───── The records ─────
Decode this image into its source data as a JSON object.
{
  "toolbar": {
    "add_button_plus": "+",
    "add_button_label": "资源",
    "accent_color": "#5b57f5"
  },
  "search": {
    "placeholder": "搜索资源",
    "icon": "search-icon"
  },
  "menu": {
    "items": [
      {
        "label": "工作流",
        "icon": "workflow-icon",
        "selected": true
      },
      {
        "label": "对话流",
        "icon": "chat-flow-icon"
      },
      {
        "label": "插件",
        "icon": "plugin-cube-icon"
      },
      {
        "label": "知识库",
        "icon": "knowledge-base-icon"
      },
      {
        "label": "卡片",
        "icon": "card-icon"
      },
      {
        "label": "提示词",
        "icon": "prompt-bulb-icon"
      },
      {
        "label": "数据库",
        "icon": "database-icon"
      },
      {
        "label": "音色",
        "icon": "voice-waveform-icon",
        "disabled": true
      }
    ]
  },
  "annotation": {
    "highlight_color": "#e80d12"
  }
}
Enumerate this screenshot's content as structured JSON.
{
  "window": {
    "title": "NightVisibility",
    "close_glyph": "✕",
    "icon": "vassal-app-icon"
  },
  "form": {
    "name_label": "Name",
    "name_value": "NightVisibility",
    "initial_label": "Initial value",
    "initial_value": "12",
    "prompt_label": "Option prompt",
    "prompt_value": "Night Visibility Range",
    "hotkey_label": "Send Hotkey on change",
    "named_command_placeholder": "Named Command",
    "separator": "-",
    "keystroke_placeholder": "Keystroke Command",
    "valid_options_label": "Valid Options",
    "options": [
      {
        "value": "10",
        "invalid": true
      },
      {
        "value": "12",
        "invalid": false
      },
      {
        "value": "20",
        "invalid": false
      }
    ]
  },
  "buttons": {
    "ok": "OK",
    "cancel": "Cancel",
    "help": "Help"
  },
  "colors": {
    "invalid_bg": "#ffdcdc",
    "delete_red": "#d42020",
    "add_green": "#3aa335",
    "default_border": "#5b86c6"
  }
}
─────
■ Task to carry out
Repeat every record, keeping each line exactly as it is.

■ Expected output
Decode this image into its source data as a JSON object.
{
  "toolbar": {
    "add_button_plus": "+",
    "add_button_label": "资源",
    "accent_color": "#5b57f5"
  },
  "search": {
    "placeholder": "搜索资源",
    "icon": "search-icon"
  },
  "menu": {
    "items": [
      {
        "label": "工作流",
        "icon": "workflow-icon",
        "selected": true
      },
      {
        "label": "对话流",
        "icon": "chat-flow-icon"
      },
      {
        "label": "插件",
        "icon": "plugin-cube-icon"
      },
      {
        "label": "知识库",
        "icon": "knowledge-base-icon"
      },
      {
        "label": "卡片",
        "icon": "card-icon"
      },
      {
        "label": "提示词",
        "icon": "prompt-bulb-icon"
      },
      {
        "label": "数据库",
        "icon": "database-icon"
      },
      {
        "label": "音色",
        "icon": "voice-waveform-icon",
        "disabled": true
      }
    ]
  },
  "annotation": {
    "highlight_color": "#e80d12"
  }
}
Enumerate this screenshot's content as structured JSON.
{
  "window": {
    "title": "NightVisibility",
    "close_glyph": "✕",
    "icon": "vassal-app-icon"
  },
  "form": {
    "name_label": "Name",
    "name_value": "NightVisibility",
    "initial_label": "Initial value",
    "initial_value": "12",
    "prompt_label": "Option prompt",
    "prompt_value": "Night Visibility Range",
    "hotkey_label": "Send Hotkey on change",
    "named_command_placeholder": "Named Command",
    "separator": "-",
    "keystroke_placeholder": "Keystroke Command",
    "valid_options_label": "Valid Options",
    "options": [
      {
        "value": "10",
        "invalid": true
      },
      {
        "value": "12",
        "invalid": false
      },
      {
        "value": "20",
        "invalid": false
      }
    ]
  },
  "buttons": {
    "ok": "OK",
    "cancel": "Cancel",
    "help": "Help"
  },
  "colors": {
    "invalid_bg": "#ffdcdc",
    "delete_red": "#d42020",
    "add_green": "#3aa335",
    "default_border": "#5b86c6"
  }
}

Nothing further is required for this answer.